### Work to be completed
Only lines containing the string "with" belong in the answer; find them in the records and copy them.

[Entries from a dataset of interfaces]
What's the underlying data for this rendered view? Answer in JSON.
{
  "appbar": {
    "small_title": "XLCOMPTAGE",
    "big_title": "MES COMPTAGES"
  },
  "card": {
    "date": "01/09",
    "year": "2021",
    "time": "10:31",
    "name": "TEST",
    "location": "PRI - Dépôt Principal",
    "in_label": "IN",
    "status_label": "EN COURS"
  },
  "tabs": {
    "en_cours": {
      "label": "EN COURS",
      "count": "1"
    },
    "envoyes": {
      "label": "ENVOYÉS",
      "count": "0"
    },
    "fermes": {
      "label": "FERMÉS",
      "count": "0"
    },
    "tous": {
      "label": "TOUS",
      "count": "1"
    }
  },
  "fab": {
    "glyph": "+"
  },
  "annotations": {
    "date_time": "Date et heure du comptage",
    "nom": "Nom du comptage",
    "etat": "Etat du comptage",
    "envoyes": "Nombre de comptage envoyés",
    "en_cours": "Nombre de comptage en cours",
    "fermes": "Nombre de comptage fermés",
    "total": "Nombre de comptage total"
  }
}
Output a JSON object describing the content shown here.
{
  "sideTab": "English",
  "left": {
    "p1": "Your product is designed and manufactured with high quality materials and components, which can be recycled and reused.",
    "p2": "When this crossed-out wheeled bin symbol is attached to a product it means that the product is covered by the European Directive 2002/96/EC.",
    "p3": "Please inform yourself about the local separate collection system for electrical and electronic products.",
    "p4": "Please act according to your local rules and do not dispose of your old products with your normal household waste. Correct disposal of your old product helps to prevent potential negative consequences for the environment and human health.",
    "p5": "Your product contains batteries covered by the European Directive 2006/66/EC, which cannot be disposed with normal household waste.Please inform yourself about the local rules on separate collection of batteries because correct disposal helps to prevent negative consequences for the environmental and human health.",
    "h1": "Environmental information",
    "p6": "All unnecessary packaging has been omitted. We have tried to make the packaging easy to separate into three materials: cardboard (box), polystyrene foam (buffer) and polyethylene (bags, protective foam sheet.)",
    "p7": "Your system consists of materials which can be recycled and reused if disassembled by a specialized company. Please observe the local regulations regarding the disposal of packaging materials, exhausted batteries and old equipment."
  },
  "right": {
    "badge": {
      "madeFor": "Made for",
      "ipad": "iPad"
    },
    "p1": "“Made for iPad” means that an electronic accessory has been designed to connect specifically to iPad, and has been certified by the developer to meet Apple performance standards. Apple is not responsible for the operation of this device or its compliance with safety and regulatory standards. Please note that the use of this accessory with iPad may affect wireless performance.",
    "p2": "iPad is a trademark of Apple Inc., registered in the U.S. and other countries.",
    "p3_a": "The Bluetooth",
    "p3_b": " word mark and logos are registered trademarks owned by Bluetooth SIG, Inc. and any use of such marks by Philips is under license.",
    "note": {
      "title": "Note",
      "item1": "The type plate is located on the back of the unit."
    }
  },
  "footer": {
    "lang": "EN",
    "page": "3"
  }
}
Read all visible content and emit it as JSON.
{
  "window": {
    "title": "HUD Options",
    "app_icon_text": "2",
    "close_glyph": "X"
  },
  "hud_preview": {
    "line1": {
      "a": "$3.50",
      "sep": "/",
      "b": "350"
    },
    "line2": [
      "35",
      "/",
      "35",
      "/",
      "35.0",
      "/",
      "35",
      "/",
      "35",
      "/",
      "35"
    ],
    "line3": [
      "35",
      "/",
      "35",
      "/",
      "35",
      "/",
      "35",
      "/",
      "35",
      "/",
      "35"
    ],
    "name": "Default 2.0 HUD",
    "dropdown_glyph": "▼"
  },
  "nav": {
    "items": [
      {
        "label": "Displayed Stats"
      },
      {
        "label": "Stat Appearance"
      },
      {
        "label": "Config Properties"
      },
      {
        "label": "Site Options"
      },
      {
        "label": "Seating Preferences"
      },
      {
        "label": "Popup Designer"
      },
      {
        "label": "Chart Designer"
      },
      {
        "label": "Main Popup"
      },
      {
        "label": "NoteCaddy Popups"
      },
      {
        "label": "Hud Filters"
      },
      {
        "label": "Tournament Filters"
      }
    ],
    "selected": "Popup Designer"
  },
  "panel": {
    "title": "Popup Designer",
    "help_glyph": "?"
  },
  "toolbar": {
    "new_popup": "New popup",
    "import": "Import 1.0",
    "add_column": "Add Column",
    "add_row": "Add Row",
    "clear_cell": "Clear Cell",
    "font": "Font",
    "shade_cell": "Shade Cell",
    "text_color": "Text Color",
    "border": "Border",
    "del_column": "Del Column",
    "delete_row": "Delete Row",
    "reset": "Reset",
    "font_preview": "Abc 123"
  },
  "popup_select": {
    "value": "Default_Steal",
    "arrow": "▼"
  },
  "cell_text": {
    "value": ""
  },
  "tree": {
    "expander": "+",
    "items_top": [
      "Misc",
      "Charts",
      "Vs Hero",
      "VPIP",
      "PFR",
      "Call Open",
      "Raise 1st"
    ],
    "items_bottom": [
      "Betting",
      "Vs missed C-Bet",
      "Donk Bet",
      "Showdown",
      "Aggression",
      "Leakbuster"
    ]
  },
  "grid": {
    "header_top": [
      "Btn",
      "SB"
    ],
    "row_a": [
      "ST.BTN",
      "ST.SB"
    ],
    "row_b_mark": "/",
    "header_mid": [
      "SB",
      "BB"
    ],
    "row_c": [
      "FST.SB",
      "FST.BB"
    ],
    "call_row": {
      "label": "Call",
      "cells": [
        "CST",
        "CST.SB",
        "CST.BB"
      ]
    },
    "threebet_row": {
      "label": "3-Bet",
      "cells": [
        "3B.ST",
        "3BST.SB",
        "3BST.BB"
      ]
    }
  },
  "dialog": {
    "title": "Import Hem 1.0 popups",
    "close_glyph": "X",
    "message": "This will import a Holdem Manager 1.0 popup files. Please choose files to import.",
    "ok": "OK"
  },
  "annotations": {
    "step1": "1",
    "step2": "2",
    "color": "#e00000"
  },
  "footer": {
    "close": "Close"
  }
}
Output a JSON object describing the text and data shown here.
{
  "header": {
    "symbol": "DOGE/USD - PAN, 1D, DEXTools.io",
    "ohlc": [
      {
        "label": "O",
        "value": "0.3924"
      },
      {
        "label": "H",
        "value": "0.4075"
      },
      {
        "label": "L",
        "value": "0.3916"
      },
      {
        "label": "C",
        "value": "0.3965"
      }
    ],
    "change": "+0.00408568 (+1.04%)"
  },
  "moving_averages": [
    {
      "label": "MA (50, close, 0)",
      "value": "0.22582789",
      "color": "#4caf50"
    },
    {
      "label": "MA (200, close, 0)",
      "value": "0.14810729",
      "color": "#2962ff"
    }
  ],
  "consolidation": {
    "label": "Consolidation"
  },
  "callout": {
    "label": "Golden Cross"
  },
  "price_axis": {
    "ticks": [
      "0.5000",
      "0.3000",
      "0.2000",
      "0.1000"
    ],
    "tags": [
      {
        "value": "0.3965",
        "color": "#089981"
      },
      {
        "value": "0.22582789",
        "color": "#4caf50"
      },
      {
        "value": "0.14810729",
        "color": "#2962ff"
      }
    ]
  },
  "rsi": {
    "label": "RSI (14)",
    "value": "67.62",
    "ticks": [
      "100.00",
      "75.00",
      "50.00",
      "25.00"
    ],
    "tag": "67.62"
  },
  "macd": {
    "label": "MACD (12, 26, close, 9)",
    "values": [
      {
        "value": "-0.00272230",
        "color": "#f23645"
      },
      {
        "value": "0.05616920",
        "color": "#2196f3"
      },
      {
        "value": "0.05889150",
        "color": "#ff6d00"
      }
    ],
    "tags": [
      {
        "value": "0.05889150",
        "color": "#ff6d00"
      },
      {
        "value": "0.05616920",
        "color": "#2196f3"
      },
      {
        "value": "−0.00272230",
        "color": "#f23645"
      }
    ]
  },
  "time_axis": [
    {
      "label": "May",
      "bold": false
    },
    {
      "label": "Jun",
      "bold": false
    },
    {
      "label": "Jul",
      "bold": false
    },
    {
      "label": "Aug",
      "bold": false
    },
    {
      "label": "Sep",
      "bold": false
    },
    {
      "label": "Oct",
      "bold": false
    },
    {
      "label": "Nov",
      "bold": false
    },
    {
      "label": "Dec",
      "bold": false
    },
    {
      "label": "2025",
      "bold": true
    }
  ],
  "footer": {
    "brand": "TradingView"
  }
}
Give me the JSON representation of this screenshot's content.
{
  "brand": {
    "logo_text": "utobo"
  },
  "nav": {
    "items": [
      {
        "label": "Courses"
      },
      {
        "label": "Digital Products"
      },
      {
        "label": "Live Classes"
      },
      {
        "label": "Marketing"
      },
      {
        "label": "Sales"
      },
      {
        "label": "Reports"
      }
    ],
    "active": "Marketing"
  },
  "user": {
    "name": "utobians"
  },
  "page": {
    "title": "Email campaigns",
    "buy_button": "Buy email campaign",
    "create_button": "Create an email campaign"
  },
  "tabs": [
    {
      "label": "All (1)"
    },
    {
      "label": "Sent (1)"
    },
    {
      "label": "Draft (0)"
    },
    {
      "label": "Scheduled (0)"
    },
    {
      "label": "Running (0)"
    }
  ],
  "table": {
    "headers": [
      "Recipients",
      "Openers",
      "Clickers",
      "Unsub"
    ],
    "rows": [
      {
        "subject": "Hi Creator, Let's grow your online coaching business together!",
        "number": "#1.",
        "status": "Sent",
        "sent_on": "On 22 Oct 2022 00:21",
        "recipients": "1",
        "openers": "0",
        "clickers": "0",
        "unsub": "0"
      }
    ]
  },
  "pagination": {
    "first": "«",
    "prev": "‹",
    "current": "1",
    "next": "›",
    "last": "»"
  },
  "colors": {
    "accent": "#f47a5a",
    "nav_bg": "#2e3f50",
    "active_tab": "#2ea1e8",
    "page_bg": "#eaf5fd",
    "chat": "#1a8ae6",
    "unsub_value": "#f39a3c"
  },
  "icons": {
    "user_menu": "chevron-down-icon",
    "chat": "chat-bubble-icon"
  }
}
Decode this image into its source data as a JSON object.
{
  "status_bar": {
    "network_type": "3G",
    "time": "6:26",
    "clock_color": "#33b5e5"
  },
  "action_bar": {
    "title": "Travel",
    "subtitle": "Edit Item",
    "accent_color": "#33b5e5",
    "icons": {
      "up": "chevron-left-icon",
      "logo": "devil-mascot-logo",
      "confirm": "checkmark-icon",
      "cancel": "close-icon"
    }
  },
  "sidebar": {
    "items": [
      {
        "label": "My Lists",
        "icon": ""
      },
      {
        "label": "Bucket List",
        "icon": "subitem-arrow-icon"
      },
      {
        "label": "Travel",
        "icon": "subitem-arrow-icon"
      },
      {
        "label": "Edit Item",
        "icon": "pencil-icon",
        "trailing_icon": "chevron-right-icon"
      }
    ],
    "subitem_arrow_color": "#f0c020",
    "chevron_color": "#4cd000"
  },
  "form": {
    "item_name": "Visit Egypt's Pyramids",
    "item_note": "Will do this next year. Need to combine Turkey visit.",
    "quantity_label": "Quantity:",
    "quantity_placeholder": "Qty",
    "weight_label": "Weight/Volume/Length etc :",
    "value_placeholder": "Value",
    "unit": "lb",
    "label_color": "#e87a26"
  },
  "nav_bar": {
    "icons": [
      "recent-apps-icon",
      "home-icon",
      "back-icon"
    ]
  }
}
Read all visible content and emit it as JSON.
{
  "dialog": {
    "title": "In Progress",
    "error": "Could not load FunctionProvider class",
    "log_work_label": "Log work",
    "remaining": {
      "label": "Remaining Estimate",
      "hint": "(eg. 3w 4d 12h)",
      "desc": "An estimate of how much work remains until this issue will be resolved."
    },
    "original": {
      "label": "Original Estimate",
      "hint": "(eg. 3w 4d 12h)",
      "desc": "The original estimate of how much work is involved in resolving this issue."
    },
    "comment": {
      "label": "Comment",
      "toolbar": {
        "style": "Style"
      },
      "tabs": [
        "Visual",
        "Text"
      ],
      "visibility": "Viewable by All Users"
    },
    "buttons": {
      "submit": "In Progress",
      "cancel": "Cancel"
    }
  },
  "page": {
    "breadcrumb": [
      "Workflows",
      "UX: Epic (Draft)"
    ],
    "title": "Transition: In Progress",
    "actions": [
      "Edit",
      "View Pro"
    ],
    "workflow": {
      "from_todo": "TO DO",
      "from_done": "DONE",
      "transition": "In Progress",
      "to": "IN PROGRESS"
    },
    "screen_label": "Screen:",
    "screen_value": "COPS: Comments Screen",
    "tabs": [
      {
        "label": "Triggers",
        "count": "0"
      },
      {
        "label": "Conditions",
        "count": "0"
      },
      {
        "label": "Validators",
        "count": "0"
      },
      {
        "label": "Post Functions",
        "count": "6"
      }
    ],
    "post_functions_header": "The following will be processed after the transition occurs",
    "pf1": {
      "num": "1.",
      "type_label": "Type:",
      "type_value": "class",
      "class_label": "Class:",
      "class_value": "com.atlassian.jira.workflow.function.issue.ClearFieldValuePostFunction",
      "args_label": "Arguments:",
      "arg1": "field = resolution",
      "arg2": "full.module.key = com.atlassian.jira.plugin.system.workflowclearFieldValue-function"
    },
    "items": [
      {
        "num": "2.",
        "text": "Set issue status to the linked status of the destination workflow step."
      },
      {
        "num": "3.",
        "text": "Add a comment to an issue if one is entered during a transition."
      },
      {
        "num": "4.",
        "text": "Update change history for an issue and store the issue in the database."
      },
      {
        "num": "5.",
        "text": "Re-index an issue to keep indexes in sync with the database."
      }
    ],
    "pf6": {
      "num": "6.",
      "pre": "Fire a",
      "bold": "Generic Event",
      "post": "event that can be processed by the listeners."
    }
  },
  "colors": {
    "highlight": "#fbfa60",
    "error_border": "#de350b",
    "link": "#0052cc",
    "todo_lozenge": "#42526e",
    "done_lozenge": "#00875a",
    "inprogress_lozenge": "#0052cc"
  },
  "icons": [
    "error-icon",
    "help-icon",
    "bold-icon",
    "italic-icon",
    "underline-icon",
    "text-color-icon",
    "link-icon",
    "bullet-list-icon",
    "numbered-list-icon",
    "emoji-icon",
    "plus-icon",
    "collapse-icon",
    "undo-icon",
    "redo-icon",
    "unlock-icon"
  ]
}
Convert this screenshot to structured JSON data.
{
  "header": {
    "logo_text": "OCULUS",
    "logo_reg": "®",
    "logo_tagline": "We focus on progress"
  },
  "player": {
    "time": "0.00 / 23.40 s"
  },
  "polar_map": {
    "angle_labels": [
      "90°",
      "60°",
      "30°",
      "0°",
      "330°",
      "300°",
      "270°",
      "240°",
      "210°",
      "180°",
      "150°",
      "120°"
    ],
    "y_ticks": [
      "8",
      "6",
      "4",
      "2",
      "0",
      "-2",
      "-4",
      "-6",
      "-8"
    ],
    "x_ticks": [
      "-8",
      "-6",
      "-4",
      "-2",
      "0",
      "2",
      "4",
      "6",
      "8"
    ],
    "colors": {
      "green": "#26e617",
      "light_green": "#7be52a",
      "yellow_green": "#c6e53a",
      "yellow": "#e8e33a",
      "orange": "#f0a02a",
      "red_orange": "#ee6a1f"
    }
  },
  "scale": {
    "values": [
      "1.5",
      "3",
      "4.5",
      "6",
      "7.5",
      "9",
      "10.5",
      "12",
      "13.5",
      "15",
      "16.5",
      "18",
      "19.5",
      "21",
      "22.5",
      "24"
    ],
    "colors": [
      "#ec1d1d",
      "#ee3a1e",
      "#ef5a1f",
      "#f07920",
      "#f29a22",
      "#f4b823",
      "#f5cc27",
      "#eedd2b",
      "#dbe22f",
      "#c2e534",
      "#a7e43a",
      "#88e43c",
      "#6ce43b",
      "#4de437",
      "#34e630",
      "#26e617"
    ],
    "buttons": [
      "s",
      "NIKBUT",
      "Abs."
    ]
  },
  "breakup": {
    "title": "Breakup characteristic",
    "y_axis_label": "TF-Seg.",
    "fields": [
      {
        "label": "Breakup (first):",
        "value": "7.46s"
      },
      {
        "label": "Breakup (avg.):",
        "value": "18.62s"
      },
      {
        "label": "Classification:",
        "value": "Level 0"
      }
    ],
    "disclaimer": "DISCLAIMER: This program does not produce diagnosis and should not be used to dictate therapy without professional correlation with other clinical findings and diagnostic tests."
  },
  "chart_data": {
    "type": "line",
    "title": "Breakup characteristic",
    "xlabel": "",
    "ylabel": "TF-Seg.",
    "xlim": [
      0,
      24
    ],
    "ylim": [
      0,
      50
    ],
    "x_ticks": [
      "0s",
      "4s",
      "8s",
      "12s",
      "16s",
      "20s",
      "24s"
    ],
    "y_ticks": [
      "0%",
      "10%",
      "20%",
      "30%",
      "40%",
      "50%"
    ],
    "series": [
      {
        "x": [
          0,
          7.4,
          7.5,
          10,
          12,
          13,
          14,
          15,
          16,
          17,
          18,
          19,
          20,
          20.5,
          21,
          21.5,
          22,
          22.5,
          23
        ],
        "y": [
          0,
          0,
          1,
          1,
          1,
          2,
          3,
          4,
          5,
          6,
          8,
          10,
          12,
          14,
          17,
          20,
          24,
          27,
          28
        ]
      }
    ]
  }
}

### Written solution
    "p1": "Your product is designed and manufactured with high quality materials and components, which can be recycled and reused.",
    "p4": "Please act according to your local rules and do not dispose of your old products with your normal household waste. Correct disposal of your old product helps to prevent potential negative consequences for the environment and human health.",
    "p5": "Your product contains batteries covered by the European Directive 2006/66/EC, which cannot be disposed with normal household waste.Please inform yourself about the local rules on separate collection of batteries because correct disposal helps to prevent negative consequences for the environmental and human health.",
    "p1": "“Made for iPad” means that an electronic accessory has been designed to connect specifically to iPad, and has been certified by the developer to meet Apple performance standards. Apple is not responsible for the operation of this device or its compliance with safety and regulatory standards. Please note that the use of this accessory with iPad may affect wireless performance.",
        "text": "Re-index an issue to keep indexes in sync with the database."
    "disclaimer": "DISCLAIMER: This program does not produce diagnosis and should not be used to dictate therapy without professional correlation with other clinical findings and diagnostic tests."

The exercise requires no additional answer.